_EXERCISE DETAILS:_
Your job is to return every line of the listing holding the string "have".
=== PROVIDED RECORDS ===
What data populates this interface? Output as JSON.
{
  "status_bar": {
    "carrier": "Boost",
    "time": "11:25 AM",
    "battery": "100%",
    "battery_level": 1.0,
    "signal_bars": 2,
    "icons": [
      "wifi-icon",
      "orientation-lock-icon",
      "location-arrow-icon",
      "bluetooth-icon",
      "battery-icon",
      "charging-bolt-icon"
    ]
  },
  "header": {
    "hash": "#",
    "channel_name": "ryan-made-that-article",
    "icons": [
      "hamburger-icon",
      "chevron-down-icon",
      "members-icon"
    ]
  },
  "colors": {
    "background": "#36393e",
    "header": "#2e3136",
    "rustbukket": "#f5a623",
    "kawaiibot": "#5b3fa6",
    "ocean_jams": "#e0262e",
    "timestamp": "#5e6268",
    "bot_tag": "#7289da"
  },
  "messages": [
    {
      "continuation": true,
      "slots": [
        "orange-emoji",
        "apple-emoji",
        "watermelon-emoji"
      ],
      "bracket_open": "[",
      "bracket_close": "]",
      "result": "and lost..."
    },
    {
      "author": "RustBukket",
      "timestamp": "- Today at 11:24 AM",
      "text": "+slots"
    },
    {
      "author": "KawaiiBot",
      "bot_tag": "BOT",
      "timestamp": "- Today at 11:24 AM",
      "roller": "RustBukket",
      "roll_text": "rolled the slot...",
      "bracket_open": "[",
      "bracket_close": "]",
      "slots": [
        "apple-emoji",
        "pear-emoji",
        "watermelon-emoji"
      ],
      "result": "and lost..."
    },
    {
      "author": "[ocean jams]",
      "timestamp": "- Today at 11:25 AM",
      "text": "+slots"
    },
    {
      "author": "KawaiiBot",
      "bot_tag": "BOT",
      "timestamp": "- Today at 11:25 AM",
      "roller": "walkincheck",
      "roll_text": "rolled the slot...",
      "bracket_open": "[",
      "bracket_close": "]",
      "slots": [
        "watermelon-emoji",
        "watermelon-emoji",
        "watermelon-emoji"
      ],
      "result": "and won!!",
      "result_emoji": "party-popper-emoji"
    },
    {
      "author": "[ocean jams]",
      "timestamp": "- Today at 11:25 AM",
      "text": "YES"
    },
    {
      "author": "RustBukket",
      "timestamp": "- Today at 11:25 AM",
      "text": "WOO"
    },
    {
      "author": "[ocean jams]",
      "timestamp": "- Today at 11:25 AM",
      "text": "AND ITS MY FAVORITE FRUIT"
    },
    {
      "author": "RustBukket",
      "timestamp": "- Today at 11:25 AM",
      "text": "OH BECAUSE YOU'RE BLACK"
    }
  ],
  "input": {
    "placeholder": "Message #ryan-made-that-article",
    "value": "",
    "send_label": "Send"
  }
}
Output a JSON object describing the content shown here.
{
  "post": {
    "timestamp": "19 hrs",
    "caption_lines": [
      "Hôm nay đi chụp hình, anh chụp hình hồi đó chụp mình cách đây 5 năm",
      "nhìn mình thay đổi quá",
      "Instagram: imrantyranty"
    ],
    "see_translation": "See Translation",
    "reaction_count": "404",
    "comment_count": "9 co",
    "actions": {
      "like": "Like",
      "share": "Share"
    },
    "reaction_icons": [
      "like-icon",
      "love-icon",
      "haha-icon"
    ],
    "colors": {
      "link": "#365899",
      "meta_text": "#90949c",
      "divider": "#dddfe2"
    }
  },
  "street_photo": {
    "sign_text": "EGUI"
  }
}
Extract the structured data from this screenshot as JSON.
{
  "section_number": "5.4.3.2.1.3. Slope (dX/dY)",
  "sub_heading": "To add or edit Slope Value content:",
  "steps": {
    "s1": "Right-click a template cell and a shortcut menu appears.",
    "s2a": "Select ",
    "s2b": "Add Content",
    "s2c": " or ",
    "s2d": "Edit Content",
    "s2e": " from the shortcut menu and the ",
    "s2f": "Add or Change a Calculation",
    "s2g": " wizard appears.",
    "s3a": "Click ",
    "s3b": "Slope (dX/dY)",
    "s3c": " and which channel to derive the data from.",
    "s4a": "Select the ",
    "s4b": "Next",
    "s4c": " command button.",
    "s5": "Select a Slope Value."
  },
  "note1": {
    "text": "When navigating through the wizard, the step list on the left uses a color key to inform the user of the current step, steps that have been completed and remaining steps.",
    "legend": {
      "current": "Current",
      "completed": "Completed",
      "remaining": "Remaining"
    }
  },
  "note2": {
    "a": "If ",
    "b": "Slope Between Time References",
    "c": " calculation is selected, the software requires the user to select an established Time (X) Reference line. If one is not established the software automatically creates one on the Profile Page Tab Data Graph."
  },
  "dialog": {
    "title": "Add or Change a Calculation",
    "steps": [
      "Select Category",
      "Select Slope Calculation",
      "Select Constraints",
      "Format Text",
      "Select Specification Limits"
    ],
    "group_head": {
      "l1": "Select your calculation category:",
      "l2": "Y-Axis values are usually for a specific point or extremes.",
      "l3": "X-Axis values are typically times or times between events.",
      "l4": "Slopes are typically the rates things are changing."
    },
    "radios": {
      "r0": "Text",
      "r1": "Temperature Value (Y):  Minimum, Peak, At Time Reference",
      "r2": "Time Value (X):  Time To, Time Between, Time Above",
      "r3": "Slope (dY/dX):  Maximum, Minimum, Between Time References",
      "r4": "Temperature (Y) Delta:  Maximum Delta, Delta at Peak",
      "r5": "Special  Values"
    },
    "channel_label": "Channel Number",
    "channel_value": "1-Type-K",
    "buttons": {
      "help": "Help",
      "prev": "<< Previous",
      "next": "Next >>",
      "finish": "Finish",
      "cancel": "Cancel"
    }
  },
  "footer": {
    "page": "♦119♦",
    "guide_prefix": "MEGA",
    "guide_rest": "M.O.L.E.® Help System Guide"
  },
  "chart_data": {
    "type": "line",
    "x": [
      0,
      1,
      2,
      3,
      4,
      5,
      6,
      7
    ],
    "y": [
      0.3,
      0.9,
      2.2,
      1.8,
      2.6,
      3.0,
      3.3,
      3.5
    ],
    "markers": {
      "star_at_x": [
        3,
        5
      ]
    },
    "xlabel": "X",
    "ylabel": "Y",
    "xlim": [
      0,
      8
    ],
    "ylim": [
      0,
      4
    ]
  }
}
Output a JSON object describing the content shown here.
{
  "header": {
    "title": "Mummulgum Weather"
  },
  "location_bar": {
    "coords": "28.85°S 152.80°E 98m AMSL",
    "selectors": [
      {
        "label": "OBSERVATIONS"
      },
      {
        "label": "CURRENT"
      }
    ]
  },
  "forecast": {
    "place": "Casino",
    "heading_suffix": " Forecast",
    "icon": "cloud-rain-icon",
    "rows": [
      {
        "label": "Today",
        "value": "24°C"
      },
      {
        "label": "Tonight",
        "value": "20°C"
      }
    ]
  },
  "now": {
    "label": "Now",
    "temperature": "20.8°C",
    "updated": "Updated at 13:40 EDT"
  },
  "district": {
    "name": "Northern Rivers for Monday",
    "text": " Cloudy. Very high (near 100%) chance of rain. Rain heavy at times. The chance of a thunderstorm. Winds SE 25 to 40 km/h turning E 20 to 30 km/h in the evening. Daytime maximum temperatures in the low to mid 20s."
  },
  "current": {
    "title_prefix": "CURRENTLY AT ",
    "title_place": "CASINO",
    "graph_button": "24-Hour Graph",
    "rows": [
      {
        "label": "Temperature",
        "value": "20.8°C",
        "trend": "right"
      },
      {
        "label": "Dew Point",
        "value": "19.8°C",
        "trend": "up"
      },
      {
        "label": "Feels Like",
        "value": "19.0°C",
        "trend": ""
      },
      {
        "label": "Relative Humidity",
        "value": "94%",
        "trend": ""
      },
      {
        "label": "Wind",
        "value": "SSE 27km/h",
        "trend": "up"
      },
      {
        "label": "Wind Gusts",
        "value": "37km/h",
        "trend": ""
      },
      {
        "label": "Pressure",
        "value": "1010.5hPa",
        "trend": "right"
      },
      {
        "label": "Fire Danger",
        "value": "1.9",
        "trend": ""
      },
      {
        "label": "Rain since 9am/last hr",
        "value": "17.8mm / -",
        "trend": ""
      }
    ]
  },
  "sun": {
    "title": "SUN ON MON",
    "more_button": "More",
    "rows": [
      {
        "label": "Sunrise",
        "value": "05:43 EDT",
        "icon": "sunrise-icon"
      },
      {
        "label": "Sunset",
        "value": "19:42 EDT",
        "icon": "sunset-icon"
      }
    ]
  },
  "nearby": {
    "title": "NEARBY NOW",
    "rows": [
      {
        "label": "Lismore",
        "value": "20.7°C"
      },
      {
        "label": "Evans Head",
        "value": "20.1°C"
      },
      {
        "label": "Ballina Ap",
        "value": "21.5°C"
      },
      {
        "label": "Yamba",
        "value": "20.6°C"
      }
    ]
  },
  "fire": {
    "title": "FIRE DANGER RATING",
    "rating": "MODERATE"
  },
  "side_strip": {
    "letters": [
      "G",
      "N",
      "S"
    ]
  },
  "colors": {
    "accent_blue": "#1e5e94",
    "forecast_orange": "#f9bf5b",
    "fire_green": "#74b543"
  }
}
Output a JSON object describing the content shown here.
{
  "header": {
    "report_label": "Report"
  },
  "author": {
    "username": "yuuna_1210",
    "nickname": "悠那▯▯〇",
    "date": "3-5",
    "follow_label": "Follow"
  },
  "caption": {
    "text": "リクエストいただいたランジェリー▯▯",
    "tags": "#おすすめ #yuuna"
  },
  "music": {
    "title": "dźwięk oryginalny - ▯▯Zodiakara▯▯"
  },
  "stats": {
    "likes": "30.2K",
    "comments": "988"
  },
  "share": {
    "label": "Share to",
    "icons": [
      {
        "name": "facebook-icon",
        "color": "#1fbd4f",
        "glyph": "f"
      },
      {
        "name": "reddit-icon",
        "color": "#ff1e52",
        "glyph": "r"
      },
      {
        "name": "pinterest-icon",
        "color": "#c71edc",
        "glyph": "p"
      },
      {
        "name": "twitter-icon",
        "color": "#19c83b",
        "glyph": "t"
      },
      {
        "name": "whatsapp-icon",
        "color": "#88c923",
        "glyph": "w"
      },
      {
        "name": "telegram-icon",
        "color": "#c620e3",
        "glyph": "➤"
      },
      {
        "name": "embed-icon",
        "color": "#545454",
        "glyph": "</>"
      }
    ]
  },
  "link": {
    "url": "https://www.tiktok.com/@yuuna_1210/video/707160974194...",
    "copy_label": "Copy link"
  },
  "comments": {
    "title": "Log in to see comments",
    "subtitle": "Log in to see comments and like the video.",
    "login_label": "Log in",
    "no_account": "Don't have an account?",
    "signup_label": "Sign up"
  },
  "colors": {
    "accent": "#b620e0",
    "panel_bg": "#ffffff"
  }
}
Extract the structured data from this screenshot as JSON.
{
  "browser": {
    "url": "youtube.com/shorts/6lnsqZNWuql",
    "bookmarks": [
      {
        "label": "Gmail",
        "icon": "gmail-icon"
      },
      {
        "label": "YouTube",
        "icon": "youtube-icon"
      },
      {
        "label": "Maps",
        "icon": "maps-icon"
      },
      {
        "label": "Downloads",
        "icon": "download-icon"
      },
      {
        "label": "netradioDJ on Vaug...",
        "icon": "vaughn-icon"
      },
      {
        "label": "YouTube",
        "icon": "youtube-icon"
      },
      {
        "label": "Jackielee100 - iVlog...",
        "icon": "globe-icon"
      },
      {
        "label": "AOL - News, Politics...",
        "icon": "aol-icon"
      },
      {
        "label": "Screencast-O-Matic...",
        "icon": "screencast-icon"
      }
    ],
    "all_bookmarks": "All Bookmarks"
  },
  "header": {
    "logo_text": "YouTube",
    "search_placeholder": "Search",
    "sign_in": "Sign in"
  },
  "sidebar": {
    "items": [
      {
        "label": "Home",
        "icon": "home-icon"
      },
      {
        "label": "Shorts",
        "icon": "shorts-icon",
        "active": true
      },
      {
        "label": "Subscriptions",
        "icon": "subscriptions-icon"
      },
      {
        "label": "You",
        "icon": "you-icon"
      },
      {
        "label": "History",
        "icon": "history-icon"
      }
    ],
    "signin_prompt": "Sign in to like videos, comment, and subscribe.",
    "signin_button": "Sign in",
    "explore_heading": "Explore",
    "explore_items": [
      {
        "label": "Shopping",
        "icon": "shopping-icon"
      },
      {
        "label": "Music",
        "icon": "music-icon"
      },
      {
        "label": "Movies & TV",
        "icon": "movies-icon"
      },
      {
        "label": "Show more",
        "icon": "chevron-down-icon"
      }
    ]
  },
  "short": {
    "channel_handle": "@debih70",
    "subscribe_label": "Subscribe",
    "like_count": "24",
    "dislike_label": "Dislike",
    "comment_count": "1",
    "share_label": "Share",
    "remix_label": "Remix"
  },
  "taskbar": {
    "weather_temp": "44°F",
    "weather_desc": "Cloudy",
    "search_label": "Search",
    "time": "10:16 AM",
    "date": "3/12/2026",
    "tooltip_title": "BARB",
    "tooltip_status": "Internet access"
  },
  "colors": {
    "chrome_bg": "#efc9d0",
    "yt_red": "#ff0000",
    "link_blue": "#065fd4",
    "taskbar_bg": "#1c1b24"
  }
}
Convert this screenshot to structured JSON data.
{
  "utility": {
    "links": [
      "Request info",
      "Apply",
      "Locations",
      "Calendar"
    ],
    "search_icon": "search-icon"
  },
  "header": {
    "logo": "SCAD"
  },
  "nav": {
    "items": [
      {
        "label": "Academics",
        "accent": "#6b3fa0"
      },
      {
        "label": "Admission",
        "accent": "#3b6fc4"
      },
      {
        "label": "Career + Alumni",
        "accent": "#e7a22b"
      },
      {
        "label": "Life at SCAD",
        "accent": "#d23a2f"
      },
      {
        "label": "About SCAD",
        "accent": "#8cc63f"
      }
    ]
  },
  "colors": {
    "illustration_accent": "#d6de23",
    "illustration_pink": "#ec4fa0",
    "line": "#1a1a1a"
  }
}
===
_RESPONSE BOX:_
    "text": "When navigating through the wizard, the step list on the left uses a color key to inform the user of the current step, steps that have been completed and remaining steps.",
    "no_account": "Don't have an account?",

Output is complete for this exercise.